Like little stars.
As soon as Heartbleed — the grave and widespread vulnerability which has for two years plagued Internet security — was discovered this week, skeptical and speculating eyes looked to the NSA. Some corners of the crytpography community even wondered if the bug had been purposefully planted at the bidding of spy agencies in the notoriously inscrutable OpenSSL code for mass surveillance purposes.
This was no tinfoil hat theorizing. The NSA may not have caused the critical flaw (thought to be born of human error with complicated cryptogaphy), but they certainly knew about it and exploited it. As Bloomberg News reported Friday, the NSA “knew for at least two years about a flaw in the way that many websites send sensitive information, now dubbed the Heartbleed bug, and regularly used it to gather critical intelligence, two people familiar with the matter said.”
Sadly, it should come as no surprise that the spy agency willingly let a flaw in the very security infrastructure of the Internet persist without offering this information to the public. Edward Snowden’s leaks have already revealed that the NSA, working with both coerced and compliant technologists, weakened the security of standard online encryption for mass surveillance purposes. We now well know that the corporate-government surveillance nexus has ensured the Internet is no safe haven for free communication — the cybernetic dreams have turned to nightmares; there is no power symmetry where privacy and information are concerned.
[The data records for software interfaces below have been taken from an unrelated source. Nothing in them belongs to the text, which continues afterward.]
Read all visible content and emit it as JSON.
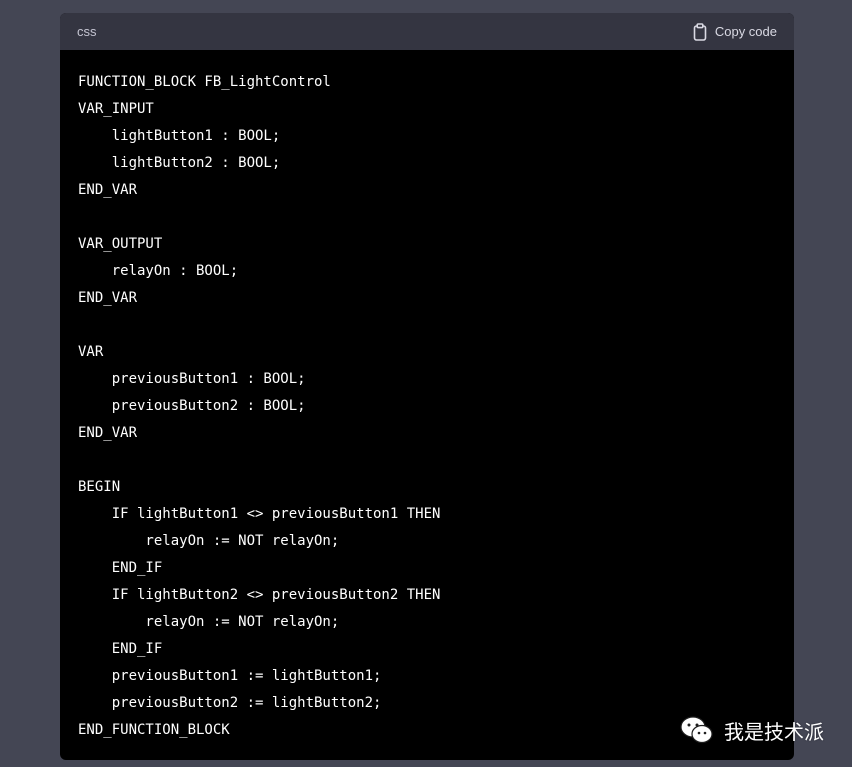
{
  "code_block": {
    "language": "css",
    "copy_label": "Copy code",
    "lines": [
      "FUNCTION_BLOCK FB_LightControl",
      "VAR_INPUT",
      "    lightButton1 : BOOL;",
      "    lightButton2 : BOOL;",
      "END_VAR",
      "",
      "VAR_OUTPUT",
      "    relayOn : BOOL;",
      "END_VAR",
      "",
      "VAR",
      "    previousButton1 : BOOL;",
      "    previousButton2 : BOOL;",
      "END_VAR",
      "",
      "BEGIN",
      "    IF lightButton1 <> previousButton1 THEN",
      "        relayOn := NOT relayOn;",
      "    END_IF",
      "    IF lightButton2 <> previousButton2 THEN",
      "        relayOn := NOT relayOn;",
      "    END_IF",
      "    previousButton1 := lightButton1;",
      "    previousButton2 := lightButton2;",
      "END_FUNCTION_BLOCK"
    ]
  },
  "watermark": {
    "text": "我是技术派",
    "icon": "wechat-icon"
  },
  "colors": {
    "page_background": "#444654",
    "header_background": "#343541",
    "code_background": "#000000",
    "code_text": "#ffffff",
    "header_text": "#d9d9e3"
  }
}
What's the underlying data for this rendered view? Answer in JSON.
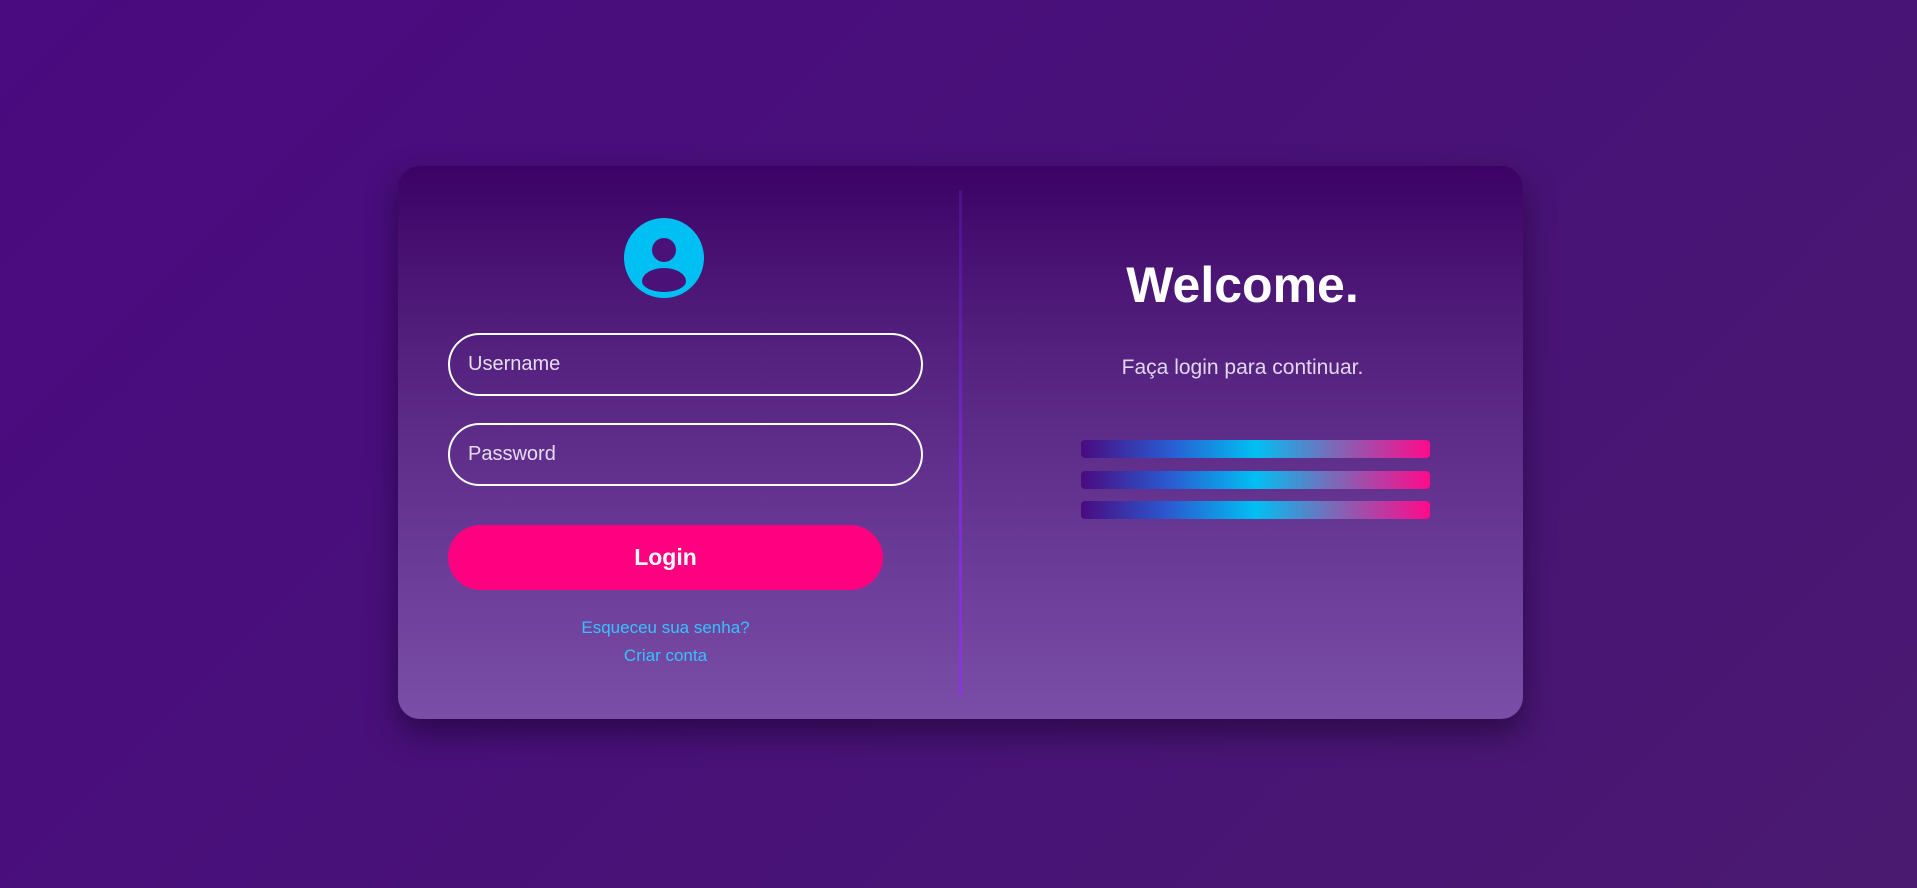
{
  "login": {
    "avatar_icon": "user-avatar-icon",
    "username_placeholder": "Username",
    "password_placeholder": "Password",
    "login_label": "Login",
    "forgot_password_label": "Esqueceu sua senha?",
    "create_account_label": "Criar conta"
  },
  "welcome": {
    "title": "Welcome.",
    "subtitle": "Faça login para continuar."
  },
  "colors": {
    "background": "#4a0a80",
    "accent_pink": "#ff0080",
    "accent_cyan": "#00c0f3",
    "link": "#35c3ff"
  }
}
As Bloomberg reported, “The agency found the Heartbleed glitch shortly after its introduction, according to one of the people familiar with the matter, and it became a basic part of the agency’s toolkit for stealing account passwords and other common tasks.” It is a chilling fact: that the government has kept secret an encryption flaw that makes our nearly every online interaction — our very lives, played out online — vulnerable to total surveillance (the fact that parties other than the NSA could have exploited the flaw and stolen personal information including passwords and credit card data is worth reiterating here too).
The revelation that the NSA knew and used the Heartbleed flaw, while keeping the public in the dark, is profoundly, chillingly reflective of our political now. Our paranoid national security acts in the shadows with impunity and puts every one of us at risk. We have, again and again, been lied to and shrouded from information pertinent to how we live and interract. The time for outrage is done; these techniques of governmentality are deserving of our rage.
Natasha Lennard is an assistant news editor at Salon, covering non-electoral politics, general news and rabble-rousing. Follow her on Twitter @natashalennard, email email@example.com.More Natasha Lennard.
Like little stars.
World's best pie apple. Essential for Tarte Tatin. Has five prominent ribs.
So pretty. So early. So ephemeral. Tastes like strawberry candy (slightly).
My personal fave. Ultra-crisp. Graham cracker flavor. Should be famous. Isn't.
High flavored with notes of blood orange and allspice. Very rare.
Jefferson's favorite. The best all-purpose American apple.
New Hampshire's native son has a grizzled appearance and a strangely addictive curry flavor. Very, very rare.
Makes the best hard cider in America. Soon to be famous.
Freak seedling found in an Oregon field in the '60s has pink flesh and a fragrant strawberry snap. Makes a killer rose cider.
Ben Franklin's favorite. Queen Victoria's favorite. Only apple native to NYC.
Really does taste like pineapple.